WHAT NEEDS TO BE DONE: I would like each line of the data that holds the word "JSON" copied out.

EXERCISE MATERIAL:
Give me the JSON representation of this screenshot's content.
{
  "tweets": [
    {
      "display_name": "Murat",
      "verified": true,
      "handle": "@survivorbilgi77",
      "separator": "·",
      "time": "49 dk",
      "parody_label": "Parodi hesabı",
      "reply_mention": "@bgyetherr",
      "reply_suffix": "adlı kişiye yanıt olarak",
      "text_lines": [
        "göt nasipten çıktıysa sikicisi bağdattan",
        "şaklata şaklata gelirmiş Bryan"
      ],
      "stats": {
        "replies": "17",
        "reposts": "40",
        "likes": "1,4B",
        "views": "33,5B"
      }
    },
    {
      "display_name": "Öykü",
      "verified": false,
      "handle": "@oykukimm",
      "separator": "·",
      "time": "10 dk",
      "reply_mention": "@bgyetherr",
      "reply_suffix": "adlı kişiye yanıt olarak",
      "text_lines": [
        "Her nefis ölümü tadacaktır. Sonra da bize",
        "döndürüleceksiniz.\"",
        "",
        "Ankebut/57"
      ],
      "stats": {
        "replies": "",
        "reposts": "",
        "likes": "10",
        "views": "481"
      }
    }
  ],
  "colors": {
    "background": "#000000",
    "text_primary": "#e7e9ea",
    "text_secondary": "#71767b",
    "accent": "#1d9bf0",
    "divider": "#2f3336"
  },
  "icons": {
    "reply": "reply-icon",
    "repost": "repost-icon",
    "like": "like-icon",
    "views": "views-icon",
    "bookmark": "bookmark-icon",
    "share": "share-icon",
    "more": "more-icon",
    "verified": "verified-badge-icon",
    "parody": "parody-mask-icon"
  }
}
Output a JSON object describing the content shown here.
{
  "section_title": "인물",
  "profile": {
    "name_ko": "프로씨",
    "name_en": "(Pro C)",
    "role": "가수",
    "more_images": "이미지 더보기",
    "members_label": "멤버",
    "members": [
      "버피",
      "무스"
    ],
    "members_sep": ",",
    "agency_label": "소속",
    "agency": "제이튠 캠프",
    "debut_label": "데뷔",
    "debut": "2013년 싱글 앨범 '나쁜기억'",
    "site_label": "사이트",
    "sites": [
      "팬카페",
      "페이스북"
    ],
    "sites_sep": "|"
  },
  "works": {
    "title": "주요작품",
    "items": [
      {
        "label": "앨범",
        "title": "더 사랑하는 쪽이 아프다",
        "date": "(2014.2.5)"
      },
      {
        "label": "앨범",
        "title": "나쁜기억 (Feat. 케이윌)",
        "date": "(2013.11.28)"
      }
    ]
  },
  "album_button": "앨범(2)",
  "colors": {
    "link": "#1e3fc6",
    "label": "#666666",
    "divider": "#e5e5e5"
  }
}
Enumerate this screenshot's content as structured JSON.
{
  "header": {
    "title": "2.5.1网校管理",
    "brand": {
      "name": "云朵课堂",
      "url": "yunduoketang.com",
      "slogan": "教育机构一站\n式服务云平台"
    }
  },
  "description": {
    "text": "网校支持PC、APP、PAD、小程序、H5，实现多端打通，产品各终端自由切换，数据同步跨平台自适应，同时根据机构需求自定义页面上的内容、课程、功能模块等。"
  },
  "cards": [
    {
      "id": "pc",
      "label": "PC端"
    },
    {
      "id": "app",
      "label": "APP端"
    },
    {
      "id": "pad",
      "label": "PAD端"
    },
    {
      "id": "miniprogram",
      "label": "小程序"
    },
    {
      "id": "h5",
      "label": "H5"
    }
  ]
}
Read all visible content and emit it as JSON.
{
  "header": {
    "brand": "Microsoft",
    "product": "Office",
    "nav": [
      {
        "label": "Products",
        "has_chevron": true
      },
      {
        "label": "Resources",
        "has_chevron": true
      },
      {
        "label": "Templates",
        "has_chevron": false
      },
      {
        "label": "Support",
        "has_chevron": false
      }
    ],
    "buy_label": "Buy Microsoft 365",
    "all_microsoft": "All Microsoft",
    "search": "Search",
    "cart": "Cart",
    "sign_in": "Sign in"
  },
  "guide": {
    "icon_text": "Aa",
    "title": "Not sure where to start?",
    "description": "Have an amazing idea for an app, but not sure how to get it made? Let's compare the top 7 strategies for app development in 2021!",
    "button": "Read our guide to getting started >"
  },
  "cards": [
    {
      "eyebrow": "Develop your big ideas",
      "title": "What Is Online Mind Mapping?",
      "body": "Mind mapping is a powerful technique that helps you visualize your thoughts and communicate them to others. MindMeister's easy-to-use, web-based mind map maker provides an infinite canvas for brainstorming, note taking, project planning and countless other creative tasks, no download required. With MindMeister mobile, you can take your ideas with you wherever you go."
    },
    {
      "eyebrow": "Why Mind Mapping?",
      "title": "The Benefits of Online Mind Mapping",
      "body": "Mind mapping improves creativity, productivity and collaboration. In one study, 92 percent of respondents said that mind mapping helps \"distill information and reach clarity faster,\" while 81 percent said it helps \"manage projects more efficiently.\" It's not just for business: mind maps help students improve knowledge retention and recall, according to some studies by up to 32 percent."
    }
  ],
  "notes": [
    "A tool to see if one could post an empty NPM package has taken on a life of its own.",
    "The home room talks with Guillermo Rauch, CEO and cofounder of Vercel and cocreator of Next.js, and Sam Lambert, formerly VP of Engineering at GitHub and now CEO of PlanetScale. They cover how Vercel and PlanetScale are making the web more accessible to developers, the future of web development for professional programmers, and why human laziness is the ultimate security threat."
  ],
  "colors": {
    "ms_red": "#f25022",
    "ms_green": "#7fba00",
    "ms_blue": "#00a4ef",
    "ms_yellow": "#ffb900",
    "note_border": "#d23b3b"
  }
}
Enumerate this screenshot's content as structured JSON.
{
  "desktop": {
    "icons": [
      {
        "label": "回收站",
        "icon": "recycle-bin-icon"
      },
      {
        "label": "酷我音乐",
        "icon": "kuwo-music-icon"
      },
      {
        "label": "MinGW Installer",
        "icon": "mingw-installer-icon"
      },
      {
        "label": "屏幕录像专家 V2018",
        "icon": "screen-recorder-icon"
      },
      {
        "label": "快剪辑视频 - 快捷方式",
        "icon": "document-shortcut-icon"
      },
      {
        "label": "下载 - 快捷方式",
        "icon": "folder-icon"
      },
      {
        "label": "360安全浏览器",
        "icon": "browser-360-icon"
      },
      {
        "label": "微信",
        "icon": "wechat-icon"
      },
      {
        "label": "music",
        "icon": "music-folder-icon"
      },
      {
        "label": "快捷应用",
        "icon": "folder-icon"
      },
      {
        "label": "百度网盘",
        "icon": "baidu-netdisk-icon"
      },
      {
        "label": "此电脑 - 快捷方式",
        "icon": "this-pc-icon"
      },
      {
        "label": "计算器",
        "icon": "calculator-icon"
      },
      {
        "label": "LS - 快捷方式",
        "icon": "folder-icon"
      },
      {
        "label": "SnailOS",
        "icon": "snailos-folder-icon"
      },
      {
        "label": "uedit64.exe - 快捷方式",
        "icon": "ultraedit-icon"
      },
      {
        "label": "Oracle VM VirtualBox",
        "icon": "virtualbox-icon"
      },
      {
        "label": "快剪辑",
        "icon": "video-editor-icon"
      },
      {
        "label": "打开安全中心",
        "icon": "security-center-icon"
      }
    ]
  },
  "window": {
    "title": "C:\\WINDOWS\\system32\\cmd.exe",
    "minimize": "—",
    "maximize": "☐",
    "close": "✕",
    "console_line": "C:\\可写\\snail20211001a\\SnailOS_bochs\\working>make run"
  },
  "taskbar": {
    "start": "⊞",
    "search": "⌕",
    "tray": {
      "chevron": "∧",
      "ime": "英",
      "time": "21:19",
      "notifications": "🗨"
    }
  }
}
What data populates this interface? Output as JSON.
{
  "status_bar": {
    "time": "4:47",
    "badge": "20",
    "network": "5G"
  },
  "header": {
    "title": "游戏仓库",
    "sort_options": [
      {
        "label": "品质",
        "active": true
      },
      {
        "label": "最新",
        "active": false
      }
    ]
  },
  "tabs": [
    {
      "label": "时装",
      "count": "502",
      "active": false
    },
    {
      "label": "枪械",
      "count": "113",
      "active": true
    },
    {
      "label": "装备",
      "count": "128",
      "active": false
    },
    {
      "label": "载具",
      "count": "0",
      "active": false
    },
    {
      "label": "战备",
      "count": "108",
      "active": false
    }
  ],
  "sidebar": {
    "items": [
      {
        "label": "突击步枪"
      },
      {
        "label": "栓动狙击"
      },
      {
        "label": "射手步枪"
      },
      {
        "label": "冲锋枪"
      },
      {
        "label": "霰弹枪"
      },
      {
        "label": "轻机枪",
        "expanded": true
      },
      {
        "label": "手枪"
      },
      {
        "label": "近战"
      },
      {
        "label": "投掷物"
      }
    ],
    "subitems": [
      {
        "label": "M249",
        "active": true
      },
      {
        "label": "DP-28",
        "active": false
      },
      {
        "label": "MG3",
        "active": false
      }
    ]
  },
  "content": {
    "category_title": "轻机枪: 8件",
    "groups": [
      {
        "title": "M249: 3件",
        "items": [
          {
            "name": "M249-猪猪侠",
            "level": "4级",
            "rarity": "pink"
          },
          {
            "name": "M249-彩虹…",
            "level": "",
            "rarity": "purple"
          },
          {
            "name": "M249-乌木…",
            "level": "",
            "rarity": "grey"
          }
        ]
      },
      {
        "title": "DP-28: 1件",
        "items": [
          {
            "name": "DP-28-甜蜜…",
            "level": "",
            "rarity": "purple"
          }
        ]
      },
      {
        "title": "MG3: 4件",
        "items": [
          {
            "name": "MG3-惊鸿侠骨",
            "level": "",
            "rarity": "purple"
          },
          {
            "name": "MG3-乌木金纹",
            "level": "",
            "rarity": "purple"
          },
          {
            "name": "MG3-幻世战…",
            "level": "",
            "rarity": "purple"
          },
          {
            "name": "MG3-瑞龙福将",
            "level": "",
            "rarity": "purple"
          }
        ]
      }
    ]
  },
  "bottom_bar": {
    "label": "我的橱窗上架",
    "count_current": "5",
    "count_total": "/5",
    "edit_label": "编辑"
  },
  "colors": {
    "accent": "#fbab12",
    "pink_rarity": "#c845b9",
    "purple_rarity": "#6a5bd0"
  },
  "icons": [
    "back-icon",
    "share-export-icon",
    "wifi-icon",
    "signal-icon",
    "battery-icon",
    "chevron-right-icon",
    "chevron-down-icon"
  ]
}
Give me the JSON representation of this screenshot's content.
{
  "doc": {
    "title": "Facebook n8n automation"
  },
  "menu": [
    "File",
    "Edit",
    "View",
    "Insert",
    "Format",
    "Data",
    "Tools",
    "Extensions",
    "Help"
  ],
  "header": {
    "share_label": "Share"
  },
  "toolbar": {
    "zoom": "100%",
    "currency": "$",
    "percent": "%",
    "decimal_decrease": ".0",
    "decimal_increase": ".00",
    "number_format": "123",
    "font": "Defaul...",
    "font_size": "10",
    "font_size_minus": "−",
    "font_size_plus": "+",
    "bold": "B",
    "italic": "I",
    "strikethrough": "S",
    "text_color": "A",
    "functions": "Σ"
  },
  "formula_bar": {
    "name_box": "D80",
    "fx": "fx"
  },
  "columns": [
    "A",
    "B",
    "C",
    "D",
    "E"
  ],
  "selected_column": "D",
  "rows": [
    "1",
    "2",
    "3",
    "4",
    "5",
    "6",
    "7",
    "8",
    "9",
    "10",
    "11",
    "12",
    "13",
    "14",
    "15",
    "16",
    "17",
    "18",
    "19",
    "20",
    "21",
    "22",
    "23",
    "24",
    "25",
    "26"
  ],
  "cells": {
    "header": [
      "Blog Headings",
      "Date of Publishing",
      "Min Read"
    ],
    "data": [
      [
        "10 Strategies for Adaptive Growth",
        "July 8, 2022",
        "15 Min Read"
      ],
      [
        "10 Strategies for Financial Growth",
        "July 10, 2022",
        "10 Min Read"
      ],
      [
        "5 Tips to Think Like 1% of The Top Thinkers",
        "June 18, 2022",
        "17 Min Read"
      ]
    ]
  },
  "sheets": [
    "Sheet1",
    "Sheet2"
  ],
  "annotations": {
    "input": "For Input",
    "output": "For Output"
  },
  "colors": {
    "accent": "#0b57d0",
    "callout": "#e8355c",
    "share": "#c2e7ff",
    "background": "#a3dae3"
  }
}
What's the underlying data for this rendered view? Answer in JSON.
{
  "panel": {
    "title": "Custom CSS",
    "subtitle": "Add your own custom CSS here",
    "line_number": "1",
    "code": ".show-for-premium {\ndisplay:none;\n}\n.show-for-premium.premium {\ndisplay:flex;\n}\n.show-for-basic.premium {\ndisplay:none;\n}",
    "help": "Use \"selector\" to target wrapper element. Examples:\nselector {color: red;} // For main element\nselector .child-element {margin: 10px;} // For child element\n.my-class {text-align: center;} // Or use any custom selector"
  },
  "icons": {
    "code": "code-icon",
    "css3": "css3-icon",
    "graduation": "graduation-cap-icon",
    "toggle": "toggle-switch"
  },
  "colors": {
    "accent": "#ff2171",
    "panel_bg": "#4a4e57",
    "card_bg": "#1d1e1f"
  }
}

ANSWER BELOW:
Give me the JSON representation of this screenshot's content.
Output a JSON object describing the content shown here.
Enumerate this screenshot's content as structured JSON.
Read all visible content and emit it as JSON.
Enumerate this screenshot's content as structured JSON.
What data populates this interface? Output as JSON.
Give me the JSON representation of this screenshot's content.
What's the underlying data for this rendered view? Answer in JSON.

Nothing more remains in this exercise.